▸ **Brief**: Each line of the records has to be copied exactly, though the pictures must be left out.

### Working data ###

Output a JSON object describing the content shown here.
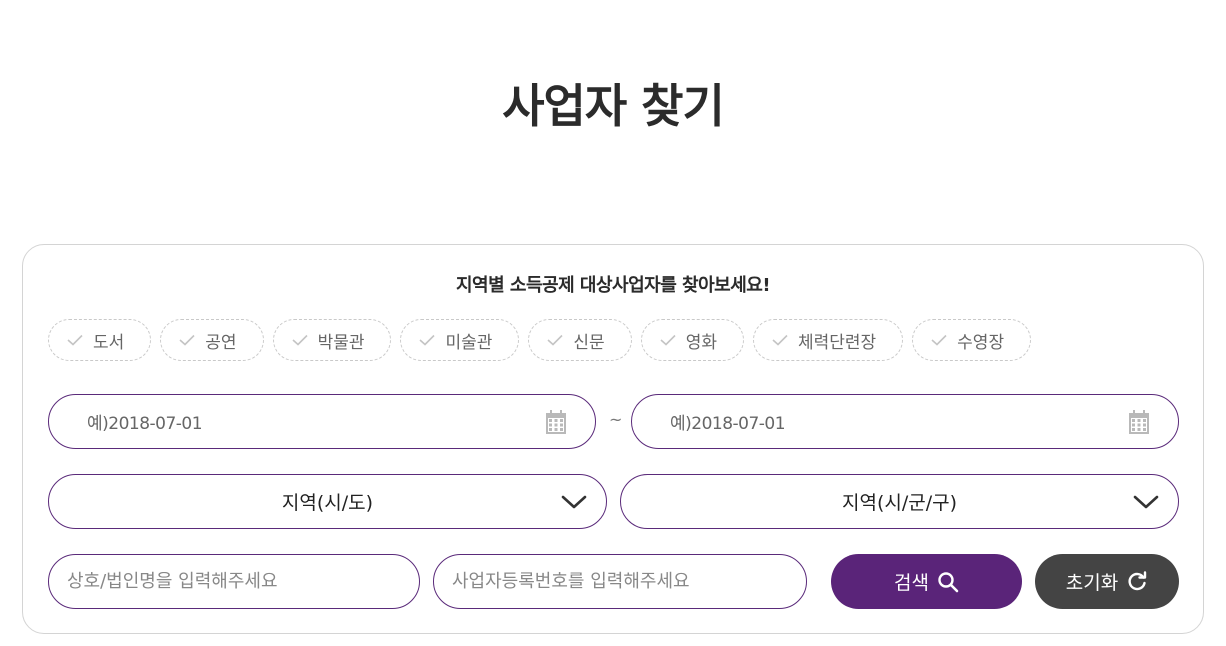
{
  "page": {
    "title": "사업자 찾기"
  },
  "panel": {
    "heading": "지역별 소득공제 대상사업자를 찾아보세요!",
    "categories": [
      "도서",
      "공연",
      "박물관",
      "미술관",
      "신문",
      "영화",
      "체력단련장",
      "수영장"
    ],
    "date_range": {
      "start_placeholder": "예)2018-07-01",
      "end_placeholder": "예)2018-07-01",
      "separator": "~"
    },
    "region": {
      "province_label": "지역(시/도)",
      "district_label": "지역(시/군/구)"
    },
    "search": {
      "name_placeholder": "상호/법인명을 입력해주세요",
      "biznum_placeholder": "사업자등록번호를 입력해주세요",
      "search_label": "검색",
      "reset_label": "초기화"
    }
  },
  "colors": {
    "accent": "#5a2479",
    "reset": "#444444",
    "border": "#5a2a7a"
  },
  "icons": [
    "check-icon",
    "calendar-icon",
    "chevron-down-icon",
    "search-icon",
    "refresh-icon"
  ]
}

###

▸ **Your solution**:
Output a JSON object describing the content shown here.
{
  "page": {
    "title": "사업자 찾기"
  },
  "panel": {
    "heading": "지역별 소득공제 대상사업자를 찾아보세요!",
    "categories": [
      "도서",
      "공연",
      "박물관",
      "미술관",
      "신문",
      "영화",
      "체력단련장",
      "수영장"
    ],
    "date_range": {
      "start_placeholder": "예)2018-07-01",
      "end_placeholder": "예)2018-07-01",
      "separator": "~"
    },
    "region": {
      "province_label": "지역(시/도)",
      "district_label": "지역(시/군/구)"
    },
    "search": {
      "name_placeholder": "상호/법인명을 입력해주세요",
      "biznum_placeholder": "사업자등록번호를 입력해주세요",
      "search_label": "검색",
      "reset_label": "초기화"
    }
  },
  "colors": {
    "accent": "#5a2479",
    "reset": "#444444",
    "border": "#5a2a7a"
  },
  "icons": [
    "check-icon",
    "calendar-icon",
    "chevron-down-icon",
    "search-icon",
    "refresh-icon"
  ]
}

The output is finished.